- _Work task_: Each entry below is to be reproduced exactly, though any pictures it holds must be omitted.
__________
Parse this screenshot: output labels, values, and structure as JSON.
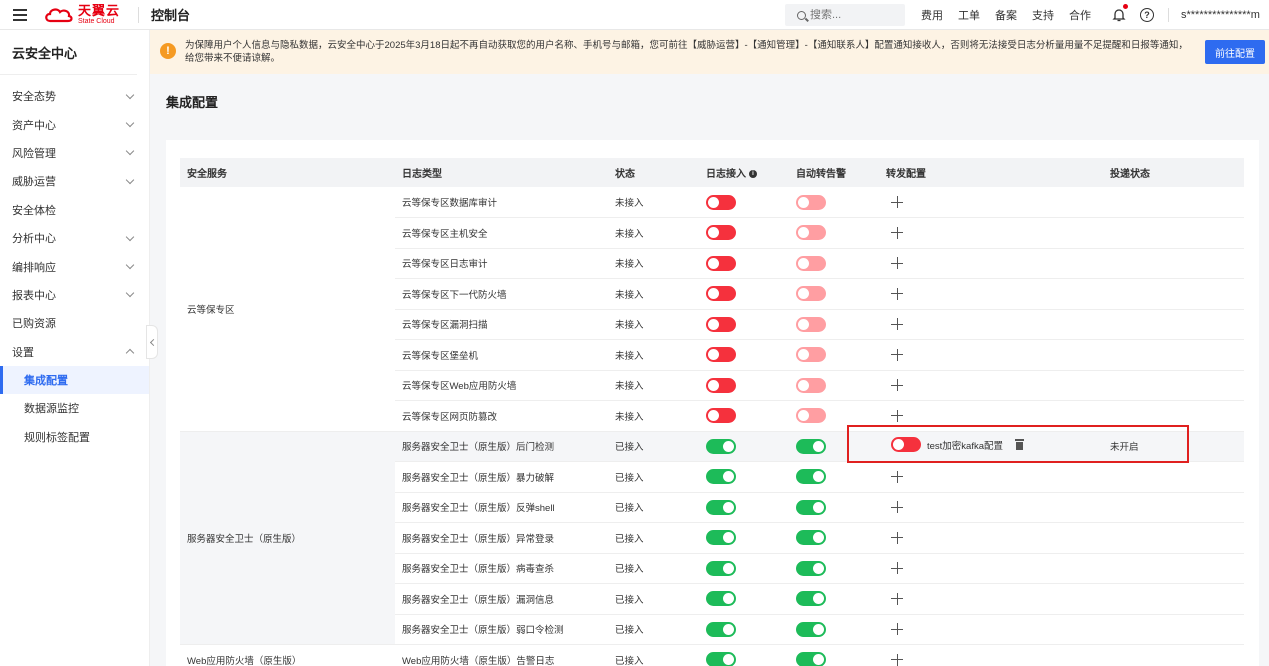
{
  "topbar": {
    "brand_cn": "天翼云",
    "brand_en": "State Cloud",
    "console_label": "控制台",
    "search_placeholder": "搜索...",
    "links": [
      "费用",
      "工单",
      "备案",
      "支持",
      "合作"
    ],
    "account": "s***************m"
  },
  "sidebar": {
    "title": "云安全中心",
    "items": [
      {
        "label": "安全态势",
        "expandable": true
      },
      {
        "label": "资产中心",
        "expandable": true
      },
      {
        "label": "风险管理",
        "expandable": true
      },
      {
        "label": "威胁运营",
        "expandable": true
      },
      {
        "label": "安全体检",
        "expandable": false
      },
      {
        "label": "分析中心",
        "expandable": true
      },
      {
        "label": "编排响应",
        "expandable": true
      },
      {
        "label": "报表中心",
        "expandable": true
      },
      {
        "label": "已购资源",
        "expandable": false
      },
      {
        "label": "设置",
        "expandable": true,
        "expanded": true
      }
    ],
    "subitems": [
      {
        "label": "集成配置",
        "active": true
      },
      {
        "label": "数据源监控",
        "active": false
      },
      {
        "label": "规则标签配置",
        "active": false
      }
    ]
  },
  "notice": {
    "text": "为保障用户个人信息与隐私数据，云安全中心于2025年3月18日起不再自动获取您的用户名称、手机号与邮箱，您可前往【威胁运营】-【通知管理】-【通知联系人】配置通知接收人，否则将无法接受日志分析量用量不足提醒和日报等通知，给您带来不便请谅解。",
    "button": "前往配置"
  },
  "page_title": "集成配置",
  "table": {
    "headers": [
      "安全服务",
      "日志类型",
      "状态",
      "日志接入",
      "自动转告警",
      "转发配置",
      "投递状态"
    ],
    "groups": [
      {
        "service": "云等保专区",
        "rows": [
          {
            "log_type": "云等保专区数据库审计",
            "status": "未接入",
            "log_access": false,
            "auto_alert": false
          },
          {
            "log_type": "云等保专区主机安全",
            "status": "未接入",
            "log_access": false,
            "auto_alert": false
          },
          {
            "log_type": "云等保专区日志审计",
            "status": "未接入",
            "log_access": false,
            "auto_alert": false
          },
          {
            "log_type": "云等保专区下一代防火墙",
            "status": "未接入",
            "log_access": false,
            "auto_alert": false
          },
          {
            "log_type": "云等保专区漏洞扫描",
            "status": "未接入",
            "log_access": false,
            "auto_alert": false
          },
          {
            "log_type": "云等保专区堡垒机",
            "status": "未接入",
            "log_access": false,
            "auto_alert": false
          },
          {
            "log_type": "云等保专区Web应用防火墙",
            "status": "未接入",
            "log_access": false,
            "auto_alert": false
          },
          {
            "log_type": "云等保专区网页防篡改",
            "status": "未接入",
            "log_access": false,
            "auto_alert": false
          }
        ]
      },
      {
        "service": "服务器安全卫士（原生版）",
        "rows": [
          {
            "log_type": "服务器安全卫士（原生版）后门检测",
            "status": "已接入",
            "log_access": true,
            "auto_alert": true,
            "forward": {
              "enabled": false,
              "name": "test加密kafka配置"
            },
            "delivery_status": "未开启"
          },
          {
            "log_type": "服务器安全卫士（原生版）暴力破解",
            "status": "已接入",
            "log_access": true,
            "auto_alert": true
          },
          {
            "log_type": "服务器安全卫士（原生版）反弹shell",
            "status": "已接入",
            "log_access": true,
            "auto_alert": true
          },
          {
            "log_type": "服务器安全卫士（原生版）异常登录",
            "status": "已接入",
            "log_access": true,
            "auto_alert": true
          },
          {
            "log_type": "服务器安全卫士（原生版）病毒查杀",
            "status": "已接入",
            "log_access": true,
            "auto_alert": true
          },
          {
            "log_type": "服务器安全卫士（原生版）漏洞信息",
            "status": "已接入",
            "log_access": true,
            "auto_alert": true
          },
          {
            "log_type": "服务器安全卫士（原生版）弱口令检测",
            "status": "已接入",
            "log_access": true,
            "auto_alert": true
          }
        ]
      },
      {
        "service": "Web应用防火墙（原生版）",
        "rows": [
          {
            "log_type": "Web应用防火墙（原生版）告警日志",
            "status": "已接入",
            "log_access": true,
            "auto_alert": true
          }
        ]
      }
    ]
  },
  "colors": {
    "accent": "#2e6bf0",
    "toggle_on": "#1dbb59",
    "toggle_off": "#f5313d",
    "toggle_off_disabled": "#ff9ea2",
    "highlight_box": "#e0201f",
    "brand": "#e60012"
  }
}
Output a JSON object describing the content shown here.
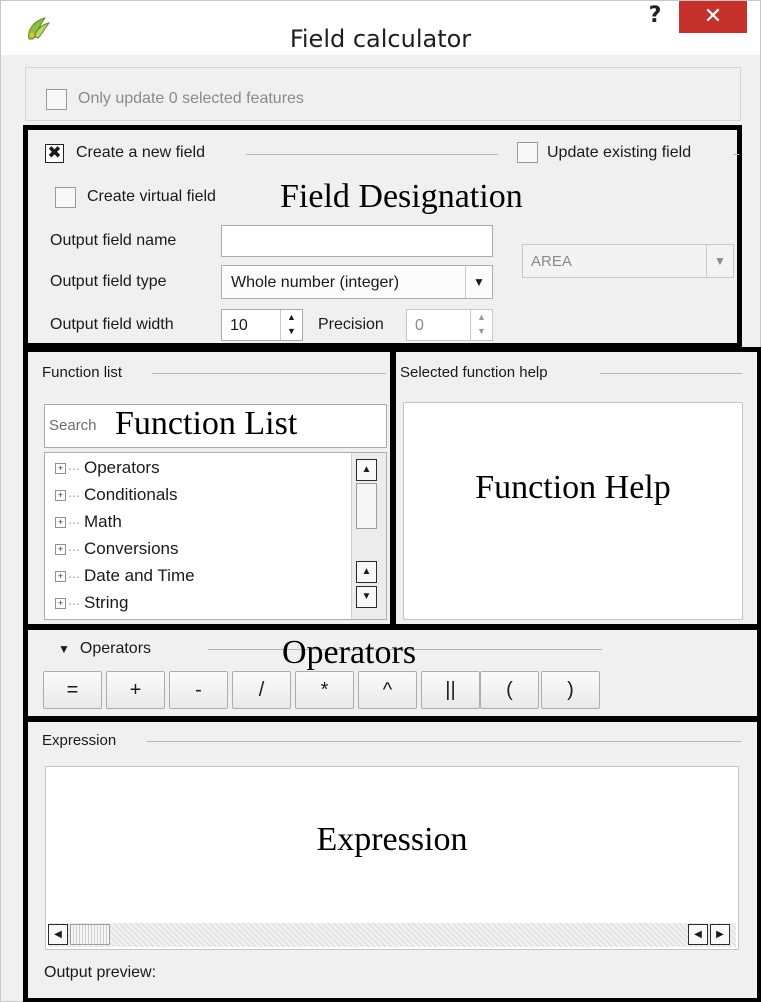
{
  "window": {
    "title": "Field calculator",
    "help_label": "?",
    "close_label": "✕",
    "icon": "qgis-icon"
  },
  "only_update": {
    "label": "Only update 0 selected features",
    "checked": false,
    "enabled": false
  },
  "field_designation": {
    "annotation": "Field Designation",
    "create_new_field": {
      "label": "Create a new field",
      "checked": true
    },
    "update_existing_field": {
      "label": "Update existing field",
      "checked": false,
      "field_value": "AREA"
    },
    "create_virtual_field": {
      "label": "Create virtual field",
      "checked": false
    },
    "output_field_name": {
      "label": "Output field name",
      "value": ""
    },
    "output_field_type": {
      "label": "Output field type",
      "value": "Whole number (integer)"
    },
    "output_field_width": {
      "label": "Output field width",
      "value": "10"
    },
    "precision": {
      "label": "Precision",
      "value": "0"
    }
  },
  "function_list": {
    "group_label": "Function list",
    "annotation": "Function List",
    "search_placeholder": "Search",
    "items": [
      "Operators",
      "Conditionals",
      "Math",
      "Conversions",
      "Date and Time",
      "String"
    ]
  },
  "function_help": {
    "group_label": "Selected function help",
    "annotation": "Function Help"
  },
  "operators": {
    "group_label": "Operators",
    "annotation": "Operators",
    "buttons": [
      "=",
      "+",
      "-",
      "/",
      "*",
      "^",
      "||",
      "(",
      ")"
    ]
  },
  "expression": {
    "group_label": "Expression",
    "annotation": "Expression",
    "output_preview_label": "Output preview:"
  },
  "colors": {
    "close_button": "#c7312b",
    "annotation_border": "#000000",
    "window_bg": "#f0f0f0"
  }
}
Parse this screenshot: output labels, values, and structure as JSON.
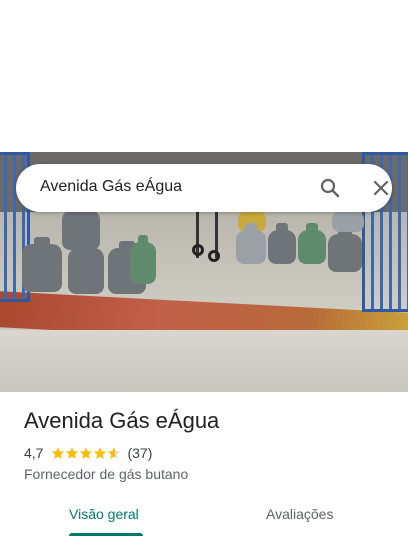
{
  "search": {
    "query": "Avenida Gás eÁgua"
  },
  "place": {
    "name": "Avenida Gás eÁgua",
    "rating": "4,7",
    "rating_stars": 4.7,
    "review_count": "(37)",
    "category": "Fornecedor de gás butano"
  },
  "tabs": [
    {
      "label": "Visão geral",
      "selected": true
    },
    {
      "label": "Avaliações",
      "selected": false
    }
  ],
  "colors": {
    "accent": "#00796b",
    "star": "#fbbc04"
  },
  "icons": [
    "search-icon",
    "close-icon",
    "star-icon"
  ]
}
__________
- _The answer_:
Parse this screenshot: output labels, values, and structure as JSON.
{
  "topbar": {
    "brand_cn": "天翼云",
    "brand_en": "State Cloud",
    "console_label": "控制台",
    "search_placeholder": "搜索...",
    "links": [
      "费用",
      "工单",
      "备案",
      "支持",
      "合作"
    ],
    "account": "s***************m"
  },
  "sidebar": {
    "title": "云安全中心",
    "items": [
      {
        "label": "安全态势",
        "expandable": true
      },
      {
        "label": "资产中心",
        "expandable": true
      },
      {
        "label": "风险管理",
        "expandable": true
      },
      {
        "label": "威胁运营",
        "expandable": true
      },
      {
        "label": "安全体检",
        "expandable": false
      },
      {
        "label": "分析中心",
        "expandable": true
      },
      {
        "label": "编排响应",
        "expandable": true
      },
      {
        "label": "报表中心",
        "expandable": true
      },
      {
        "label": "已购资源",
        "expandable": false
      },
      {
        "label": "设置",
        "expandable": true,
        "expanded": true
      }
    ],
    "subitems": [
      {
        "label": "集成配置",
        "active": true
      },
      {
        "label": "数据源监控",
        "active": false
      },
      {
        "label": "规则标签配置",
        "active": false
      }
    ]
  },
  "notice": {
    "text": "为保障用户个人信息与隐私数据，云安全中心于2025年3月18日起不再自动获取您的用户名称、手机号与邮箱，您可前往【威胁运营】-【通知管理】-【通知联系人】配置通知接收人，否则将无法接受日志分析量用量不足提醒和日报等通知，给您带来不便请谅解。",
    "button": "前往配置"
  },
  "page_title": "集成配置",
  "table": {
    "headers": [
      "安全服务",
      "日志类型",
      "状态",
      "日志接入",
      "自动转告警",
      "转发配置",
      "投递状态"
    ],
    "groups": [
      {
        "service": "云等保专区",
        "rows": [
          {
            "log_type": "云等保专区数据库审计",
            "status": "未接入",
            "log_access": false,
            "auto_alert": false
          },
          {
            "log_type": "云等保专区主机安全",
            "status": "未接入",
            "log_access": false,
            "auto_alert": false
          },
          {
            "log_type": "云等保专区日志审计",
            "status": "未接入",
            "log_access": false,
            "auto_alert": false
          },
          {
            "log_type": "云等保专区下一代防火墙",
            "status": "未接入",
            "log_access": false,
            "auto_alert": false
          },
          {
            "log_type": "云等保专区漏洞扫描",
            "status": "未接入",
            "log_access": false,
            "auto_alert": false
          },
          {
            "log_type": "云等保专区堡垒机",
            "status": "未接入",
            "log_access": false,
            "auto_alert": false
          },
          {
            "log_type": "云等保专区Web应用防火墙",
            "status": "未接入",
            "log_access": false,
            "auto_alert": false
          },
          {
            "log_type": "云等保专区网页防篡改",
            "status": "未接入",
            "log_access": false,
            "auto_alert": false
          }
        ]
      },
      {
        "service": "服务器安全卫士（原生版）",
        "rows": [
          {
            "log_type": "服务器安全卫士（原生版）后门检测",
            "status": "已接入",
            "log_access": true,
            "auto_alert": true,
            "forward": {
              "enabled": false,
              "name": "test加密kafka配置"
            },
            "delivery_status": "未开启"
          },
          {
            "log_type": "服务器安全卫士（原生版）暴力破解",
            "status": "已接入",
            "log_access": true,
            "auto_alert": true
          },
          {
            "log_type": "服务器安全卫士（原生版）反弹shell",
            "status": "已接入",
            "log_access": true,
            "auto_alert": true
          },
          {
            "log_type": "服务器安全卫士（原生版）异常登录",
            "status": "已接入",
            "log_access": true,
            "auto_alert": true
          },
          {
            "log_type": "服务器安全卫士（原生版）病毒查杀",
            "status": "已接入",
            "log_access": true,
            "auto_alert": true
          },
          {
            "log_type": "服务器安全卫士（原生版）漏洞信息",
            "status": "已接入",
            "log_access": true,
            "auto_alert": true
          },
          {
            "log_type": "服务器安全卫士（原生版）弱口令检测",
            "status": "已接入",
            "log_access": true,
            "auto_alert": true
          }
        ]
      },
      {
        "service": "Web应用防火墙（原生版）",
        "rows": [
          {
            "log_type": "Web应用防火墙（原生版）告警日志",
            "status": "已接入",
            "log_access": true,
            "auto_alert": true
          }
        ]
      }
    ]
  },
  "colors": {
    "accent": "#2e6bf0",
    "toggle_on": "#1dbb59",
    "toggle_off": "#f5313d",
    "toggle_off_disabled": "#ff9ea2",
    "highlight_box": "#e0201f",
    "brand": "#e60012"
  }
}
Output a JSON object describing the content shown here.
{
  "window": {
    "title": "Field calculator",
    "help_label": "?",
    "close_label": "✕",
    "icon": "qgis-icon"
  },
  "only_update": {
    "label": "Only update 0 selected features",
    "checked": false,
    "enabled": false
  },
  "field_designation": {
    "annotation": "Field Designation",
    "create_new_field": {
      "label": "Create a new field",
      "checked": true
    },
    "update_existing_field": {
      "label": "Update existing field",
      "checked": false,
      "field_value": "AREA"
    },
    "create_virtual_field": {
      "label": "Create virtual field",
      "checked": false
    },
    "output_field_name": {
      "label": "Output field name",
      "value": ""
    },
    "output_field_type": {
      "label": "Output field type",
      "value": "Whole number (integer)"
    },
    "output_field_width": {
      "label": "Output field width",
      "value": "10"
    },
    "precision": {
      "label": "Precision",
      "value": "0"
    }
  },
  "function_list": {
    "group_label": "Function list",
    "annotation": "Function List",
    "search_placeholder": "Search",
    "items": [
      "Operators",
      "Conditionals",
      "Math",
      "Conversions",
      "Date and Time",
      "String"
    ]
  },
  "function_help": {
    "group_label": "Selected function help",
    "annotation": "Function Help"
  },
  "operators": {
    "group_label": "Operators",
    "annotation": "Operators",
    "buttons": [
      "=",
      "+",
      "-",
      "/",
      "*",
      "^",
      "||",
      "(",
      ")"
    ]
  },
  "expression": {
    "group_label": "Expression",
    "annotation": "Expression",
    "output_preview_label": "Output preview:"
  },
  "colors": {
    "close_button": "#c7312b",
    "annotation_border": "#000000",
    "window_bg": "#f0f0f0"
  }
}
Parse this screenshot: output labels, values, and structure as JSON.
{
  "search": {
    "query": "Avenida Gás eÁgua"
  },
  "place": {
    "name": "Avenida Gás eÁgua",
    "rating": "4,7",
    "rating_stars": 4.7,
    "review_count": "(37)",
    "category": "Fornecedor de gás butano"
  },
  "tabs": [
    {
      "label": "Visão geral",
      "selected": true
    },
    {
      "label": "Avaliações",
      "selected": false
    }
  ],
  "colors": {
    "accent": "#00796b",
    "star": "#fbbc04"
  },
  "icons": [
    "search-icon",
    "close-icon",
    "star-icon"
  ]
}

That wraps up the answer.